An Edinburgh,Scotland, working with the James Clerk
An important woman in the contribution of science is Jocelyn Bell Burnell. She is aBritish astronomer that discovered pulsars, which is a tiny, very dense, rapidly rotating neutronstar that appear to emit radiation in pulses.
Jocelyn was born in 1943 in Belfast, Northern Ireland. She was raised near the ArmaghObservatory, which obviously impacted her life She graduated from Glasgow University in 1965with a B.S. degree in Physics, and in 1968 she received a Ph.D.
in radio astronomy from theUniversity of Cambridge in 1968. Jocelyn began her studies by conducting experiments ofgamma-ray astronomy at the University of Southampton. From 1974 through 1982, Jocelynworked in X-ray astronomy at the Mullard Space Science Laboratory at the University College inLondon.
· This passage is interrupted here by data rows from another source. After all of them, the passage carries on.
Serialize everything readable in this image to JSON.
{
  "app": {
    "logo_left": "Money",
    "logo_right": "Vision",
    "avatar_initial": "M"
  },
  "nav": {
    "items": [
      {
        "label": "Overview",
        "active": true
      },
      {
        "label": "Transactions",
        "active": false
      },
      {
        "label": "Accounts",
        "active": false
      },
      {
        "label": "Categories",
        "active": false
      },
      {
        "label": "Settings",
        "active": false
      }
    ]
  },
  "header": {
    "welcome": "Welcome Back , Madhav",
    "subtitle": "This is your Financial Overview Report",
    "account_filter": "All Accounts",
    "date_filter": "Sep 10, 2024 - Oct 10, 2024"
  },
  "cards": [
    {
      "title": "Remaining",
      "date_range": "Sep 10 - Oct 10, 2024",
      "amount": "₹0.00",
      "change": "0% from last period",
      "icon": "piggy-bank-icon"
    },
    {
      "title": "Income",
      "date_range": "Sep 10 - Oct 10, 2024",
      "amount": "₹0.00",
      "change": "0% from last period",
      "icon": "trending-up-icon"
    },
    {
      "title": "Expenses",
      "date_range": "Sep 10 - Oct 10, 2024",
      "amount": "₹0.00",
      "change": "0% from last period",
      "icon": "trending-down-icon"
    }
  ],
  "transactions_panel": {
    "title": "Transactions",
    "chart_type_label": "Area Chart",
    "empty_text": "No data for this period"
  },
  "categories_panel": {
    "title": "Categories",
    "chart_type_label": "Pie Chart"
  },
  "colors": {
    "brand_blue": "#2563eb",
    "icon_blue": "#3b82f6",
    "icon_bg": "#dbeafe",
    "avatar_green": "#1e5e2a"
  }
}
In 1982 she became a senior research fellow at the Royal Observatory in Edinburgh,Scotland, working with the James Clerk Maxwell Telescope in Hawaii and also did astrophysicalresearch in the optical and infrared parts of the electromagnetic spectrum until 1991.Her discovery came from the initial research at Cambridge, where she built a radiotelescope to track quasars, which are starlike objects that have a large red shift, emit powerfulblue light, and can often emit radio waves. Then in 1967, while using the radio telescope, therewas an unexpected discovery, which she shared among with Antony Hewish and othercolleagues.
Jocelyn noticed that there was a source of regular, intense pulses of radio waves thatemitted a burst every 1.337 seconds. At first, there was an attempted explanation that thisphenomenon might be a beacon from alien sources, so they initially named the pulsing sourceLGM or “Little Green Men”. After a few months, however, the astronomer had discovered anumber of other sources in distant space and deduced from their far away locations and othercharacteristics, that these pulses must be occurring naturally.
Then Jocelyn and her colleaguesrealized that these pulse patterns came from a special type of star that they naturally termed aHer discovery has made a huge impact in the science world. Astronomers have nowdiscovered over 400 pulsars, but only the Crab Pulsar and the Vela pulsar, can emit visiblydetectable pulses. These pulsars are distinguished from other types of celestial radio sources bytheir emissions. Instead of remaining constant over a period of years or longer , these pulsaremissions consist of brier pulses of regularity.
The pulses can last from a period of a fewmilliseconds to as long as several seconds. Pulsars are also powerful electric generators, that arecapable of accelerating charged particles to energies of a trillion volts.On account of Bell Burnell’s discovery of the pulsars , astronomers have been able tolead further investigations of pulsars. Also , they are able to have a better understanding of theBibliography:Microsoft Encarta Encyclopdia 98